The more appropriate response now would be to talk about the biased news coverage at MSNBC and Joe and Mika’s twisted Trump coverage, as Brown has done at times with others. Americans believe that media caters to Democrats by 64% to 22%; and, the recent Harvard study proves the point. Or, to attack CNN who, with its recent plethora of fake news, should be known from this time forward as the ‘Counterfeit News Network.’ Another possible response would be to list all of the media slander and vile Mika and Joe tirades against the President, as Hannity recently did. But instead Brown aims at the President?

Someone behind the lines should not call the platoon leader – or the General leading the troops – and counsel him on the language of a proper response to his enemies while he’s leading the charge up the hill against a hail of bullets, tanks, and mortars!

You Don’t ‘Sell Your Soul In Defense of Trump’

Brown sums up his views in his most recent article saying that Trump’s tweets are a “mixture of carnality and calculation.” He seems appalled that Trump could devastate the tradition of the Presidency by showing his real self. But the new reality demands authenticity from everyone.

I would argue that a President today is no longer required to live up to Brown’s, or yesterday’s, standard of “Presidential.” Nor to Brown’s tweets. And let us remember that a President is not a king and most Americans, myself included, do not require that he be a spiritual leader or icon. According to The Dark Side of Camelot, by Pulitzer-prize-winning journalist Seymour M. Hersh, President John Kennedy held orgies in the White House. Was he presidential? His tenure is remembered as ‘Camelot.’ Perhaps its remembered that way because an adoring media hid his real self from the public. Trump has no such ally.

Even those who believe in God were left to wonder at the miracle of Trump’s ascension to the Presidency. If you do not believe it is his destiny I guess you must believe it is just blind luck. But here is a little known fact: a multitude of prophetic voices in the Christian church predicted Trump’s Presidency up to eleven years before the fact.

I would like to think that Brown believes with many of us that the President is who and where he is meant to be, but his stance in his most recent articles leaves me to wonder whether he would have endorsed anyone from the following choices: A manipulator and liar who stole his brother’s inheritance; a fugitive from justice in exile with no orator’s ability and a possible rage issue; an adulterer, murderer and liar who is generally considered one of the best leaders in history. As Brown well knows Jacob, Moses, and David were all leaders of nations, and they were all God’s choice.

The progressives on the left have made this a street fight for the political, cultural, and spiritual arenas of the nation. It is time for the rest of us to recognize it and get into the fight. We need to understand which front we are fighting on, and who is leading the battle on that front – spiritual, political, cultural, etc. – and fight accordingly.

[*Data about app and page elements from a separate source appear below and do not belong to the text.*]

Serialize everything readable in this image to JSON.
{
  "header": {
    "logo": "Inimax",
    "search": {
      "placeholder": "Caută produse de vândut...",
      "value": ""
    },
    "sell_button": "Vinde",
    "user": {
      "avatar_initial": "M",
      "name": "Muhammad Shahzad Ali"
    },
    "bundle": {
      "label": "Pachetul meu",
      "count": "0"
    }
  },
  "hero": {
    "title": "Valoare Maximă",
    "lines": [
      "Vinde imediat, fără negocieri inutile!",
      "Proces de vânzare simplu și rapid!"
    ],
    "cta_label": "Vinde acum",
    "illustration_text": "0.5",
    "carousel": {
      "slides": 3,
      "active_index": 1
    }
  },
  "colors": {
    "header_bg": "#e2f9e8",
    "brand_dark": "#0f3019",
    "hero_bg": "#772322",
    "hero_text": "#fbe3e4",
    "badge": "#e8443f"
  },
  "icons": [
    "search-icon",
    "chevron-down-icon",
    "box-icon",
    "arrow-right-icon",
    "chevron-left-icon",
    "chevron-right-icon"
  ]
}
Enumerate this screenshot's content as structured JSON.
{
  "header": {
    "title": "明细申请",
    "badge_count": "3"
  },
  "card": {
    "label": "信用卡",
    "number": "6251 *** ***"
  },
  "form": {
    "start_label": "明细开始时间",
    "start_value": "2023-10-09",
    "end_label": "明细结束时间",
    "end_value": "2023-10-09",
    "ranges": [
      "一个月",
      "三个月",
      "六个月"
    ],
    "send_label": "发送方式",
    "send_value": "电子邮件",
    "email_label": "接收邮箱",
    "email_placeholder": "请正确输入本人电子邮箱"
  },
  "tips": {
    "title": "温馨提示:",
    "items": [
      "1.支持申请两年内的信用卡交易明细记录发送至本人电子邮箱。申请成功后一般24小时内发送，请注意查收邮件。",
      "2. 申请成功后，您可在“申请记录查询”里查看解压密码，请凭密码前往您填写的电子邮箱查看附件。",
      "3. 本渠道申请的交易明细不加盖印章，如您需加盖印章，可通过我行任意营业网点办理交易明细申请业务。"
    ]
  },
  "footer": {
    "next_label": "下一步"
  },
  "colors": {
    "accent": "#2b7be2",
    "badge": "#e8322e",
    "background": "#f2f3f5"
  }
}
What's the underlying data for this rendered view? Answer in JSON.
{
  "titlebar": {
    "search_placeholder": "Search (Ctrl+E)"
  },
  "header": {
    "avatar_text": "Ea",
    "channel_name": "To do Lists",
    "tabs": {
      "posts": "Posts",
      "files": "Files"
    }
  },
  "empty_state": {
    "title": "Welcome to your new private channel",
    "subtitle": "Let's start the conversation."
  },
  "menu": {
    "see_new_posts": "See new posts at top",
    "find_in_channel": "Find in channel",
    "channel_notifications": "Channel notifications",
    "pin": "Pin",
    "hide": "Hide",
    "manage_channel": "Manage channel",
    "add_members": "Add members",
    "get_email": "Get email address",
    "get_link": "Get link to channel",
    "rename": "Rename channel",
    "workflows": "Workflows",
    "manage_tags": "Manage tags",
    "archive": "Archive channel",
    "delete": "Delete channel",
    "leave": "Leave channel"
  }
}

Independent, conservative and traditional Americans, and Christians need to stop criticizing the President on small things and understand the big picture and the new reality. This is a season of war. You don’t ‘sell your soul in defense of President Trump’ when the fight is for the soul of America.

 

Seaborn Hall has a degree in management from Georgia Tech, two masters degrees in theology and has studied at the doctoral level. Formerly he was a regional director at a national top-50 RIA; he currently manages a family investment company, writes, and publishes the Common Sense Group websites